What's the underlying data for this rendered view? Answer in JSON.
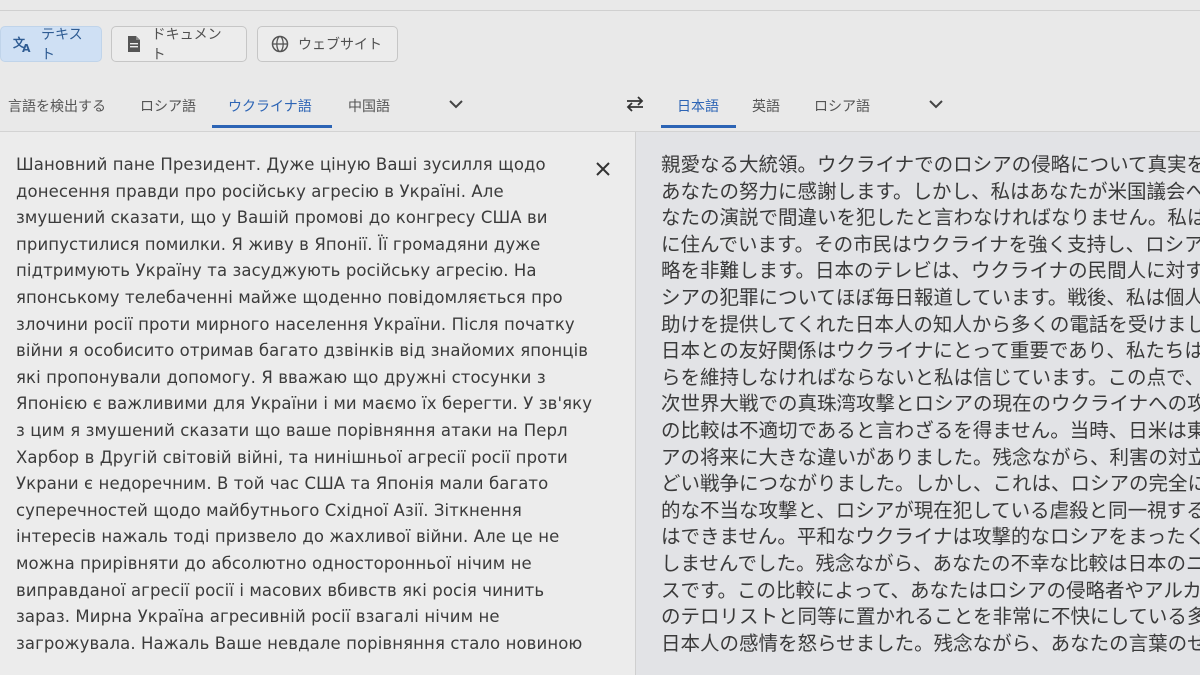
{
  "modes": [
    {
      "label": "テキスト",
      "icon": "translate-icon",
      "active": true
    },
    {
      "label": "ドキュメント",
      "icon": "document-icon",
      "active": false
    },
    {
      "label": "ウェブサイト",
      "icon": "globe-icon",
      "active": false
    }
  ],
  "source_langs": {
    "detect": "言語を検出する",
    "items": [
      "ロシア語",
      "ウクライナ語",
      "中国語"
    ],
    "active": "ウクライナ語"
  },
  "target_langs": {
    "items": [
      "日本語",
      "英語",
      "ロシア語"
    ],
    "active": "日本語"
  },
  "source_text": [
    "Шановний пане Президент. Дуже ціную Ваші зусилля щодо",
    "донесення правди про російську агресію в Україні. Але",
    "змушений сказати, що у Вашій промові до конгресу США ви",
    "припустилися помилки. Я живу в Японії. Її громадяни дуже",
    "підтримують Україну та засуджують російську агресію. На",
    "японському телебаченні майже щоденно повідомляється про",
    "злочини росії проти мирного населення України. Після початку",
    "війни я особисито отримав багато дзвінків від знайомих японців",
    "які пропонували допомогу. Я вважаю що дружні стосунки з",
    "Японією є важливими для України і ми маємо їх берегти. У зв'яку",
    "з цим я змушений сказати що ваше порівняння атаки на Перл",
    "Харбор в Другій світовій війні, та нинішньої агресії росії проти",
    "Украни є недоречним.  В той час США та Японія мали багато",
    "суперечностей щодо майбутнього Східної Азії. Зіткнення",
    "інтересів нажаль тоді призвело до жахливої війни. Але це не",
    "можна прирівняти до абсолютно односторонньої нічим не",
    "виправданої агресії росії і масових вбивств які росія чинить",
    "зараз. Мирна Україна агресивній росії взагалі нічим не",
    "загрожувала. Нажаль Ваше невдале порівняння стало новиною"
  ],
  "target_text": [
    "親愛なる大統領。ウクライナでのロシアの侵略について真実を語る",
    "あなたの努力に感謝します。しかし、私はあなたが米国議会へのあ",
    "なたの演説で間違いを犯したと言わなければなりません。私は日本",
    "に住んでいます。その市民はウクライナを強く支持し、ロシアの侵",
    "略を非難します。日本のテレビは、ウクライナの民間人に対するロ",
    "シアの犯罪についてほぼ毎日報道しています。戦後、私は個人的に",
    "助けを提供してくれた日本人の知人から多くの電話を受けました。",
    "日本との友好関係はウクライナにとって重要であり、私たちはそれ",
    "らを維持しなければならないと私は信じています。この点で、第二",
    "次世界大戦での真珠湾攻撃とロシアの現在のウクライナへの攻撃と",
    "の比較は不適切であると言わざるを得ません。当時、日米は東アジ",
    "アの将来に大きな違いがありました。残念ながら、利害の対立はひ",
    "どい戦争につながりました。しかし、これは、ロシアの完全に一方",
    "的な不当な攻撃と、ロシアが現在犯している虐殺と同一視すること",
    "はできません。平和なウクライナは攻撃的なロシアをまったく脅か",
    "しませんでした。残念ながら、あなたの不幸な比較は日本のニュー",
    "スです。この比較によって、あなたはロシアの侵略者やアルカイダ",
    "のテロリストと同等に置かれることを非常に不快にしている多くの",
    "日本人の感情を怒らせました。残念ながら、あなたの言葉のせい"
  ],
  "colors": {
    "accent": "#2c64b5",
    "active_tab_bg": "#cfe0f4"
  }
}
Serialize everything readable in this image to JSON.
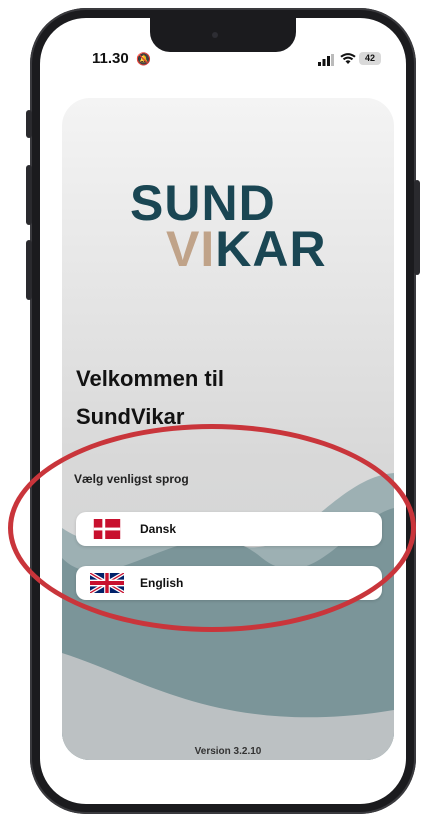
{
  "status_bar": {
    "time": "11.30",
    "battery": "42"
  },
  "logo": {
    "line1": "SUND",
    "line2_accent": "VI",
    "line2_rest": "KAR"
  },
  "welcome": {
    "line1": "Velkommen til",
    "line2": "SundVikar"
  },
  "language_prompt": "Vælg venligst sprog",
  "languages": [
    {
      "label": "Dansk",
      "flag": "denmark-flag"
    },
    {
      "label": "English",
      "flag": "uk-flag"
    }
  ],
  "version": "Version 3.2.10",
  "colors": {
    "brand_teal": "#1a4653",
    "brand_sand": "#c0a389",
    "wave": "#7b9599",
    "annotation_red": "#c9353b"
  }
}
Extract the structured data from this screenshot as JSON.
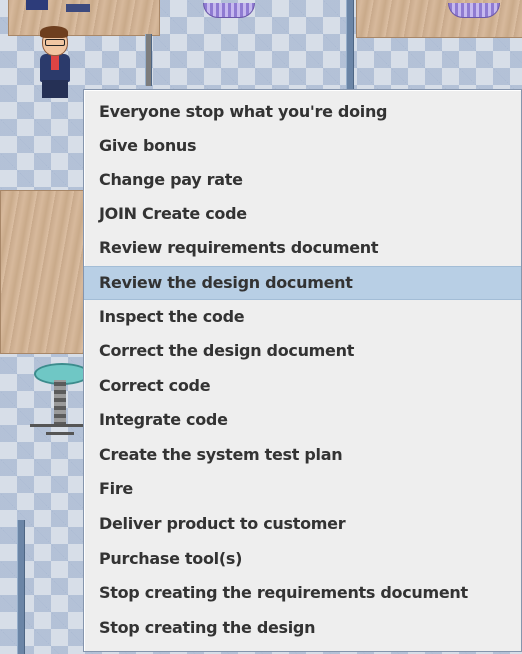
{
  "scene": {
    "avatar": "office-worker-avatar",
    "objects": [
      "desk",
      "chair",
      "trash-bin",
      "pillar"
    ]
  },
  "context_menu": {
    "selected_index": 5,
    "items": [
      {
        "label": "Everyone stop what you're doing"
      },
      {
        "label": "Give bonus"
      },
      {
        "label": "Change pay rate"
      },
      {
        "label": "JOIN Create code"
      },
      {
        "label": "Review requirements document"
      },
      {
        "label": "Review the design document"
      },
      {
        "label": "Inspect the code"
      },
      {
        "label": "Correct the design document"
      },
      {
        "label": "Correct code"
      },
      {
        "label": "Integrate code"
      },
      {
        "label": "Create the system test plan"
      },
      {
        "label": "Fire"
      },
      {
        "label": "Deliver product to customer"
      },
      {
        "label": "Purchase tool(s)"
      },
      {
        "label": "Stop creating the requirements document"
      },
      {
        "label": "Stop creating the design"
      }
    ]
  },
  "colors": {
    "menu_bg": "#eeeeee",
    "menu_border": "#8595ad",
    "highlight": "#b8cfe5",
    "text": "#333333"
  }
}
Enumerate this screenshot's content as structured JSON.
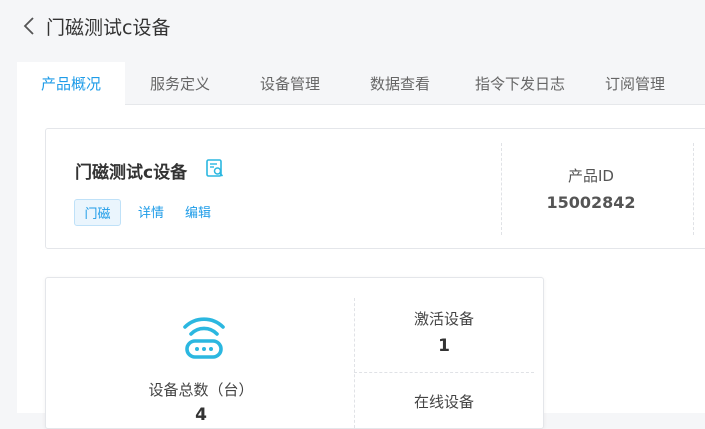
{
  "header": {
    "title": "门磁测试c设备",
    "back_icon": "chevron-left-icon"
  },
  "tabs": [
    {
      "label": "产品概况",
      "active": true
    },
    {
      "label": "服务定义"
    },
    {
      "label": "设备管理"
    },
    {
      "label": "数据查看"
    },
    {
      "label": "指令下发日志"
    },
    {
      "label": "订阅管理"
    }
  ],
  "product": {
    "name": "门磁测试c设备",
    "tag": "门磁",
    "detail_link": "详情",
    "edit_link": "编辑",
    "id_label": "产品ID",
    "id_value": "15002842"
  },
  "stats": {
    "total_label": "设备总数（台）",
    "total_value": "4",
    "activated_label": "激活设备",
    "activated_value": "1",
    "online_label": "在线设备"
  },
  "colors": {
    "accent": "#1f9ce8",
    "icon": "#2bb7e0"
  }
}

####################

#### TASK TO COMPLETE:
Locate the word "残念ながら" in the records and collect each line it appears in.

#### THE COMPLETED TASK:
    "アの将来に大きな違いがありました。残念ながら、利害の対立はひ",
    "しませんでした。残念ながら、あなたの不幸な比較は日本のニュー",
    "日本人の感情を怒らせました。残念ながら、あなたの言葉のせい"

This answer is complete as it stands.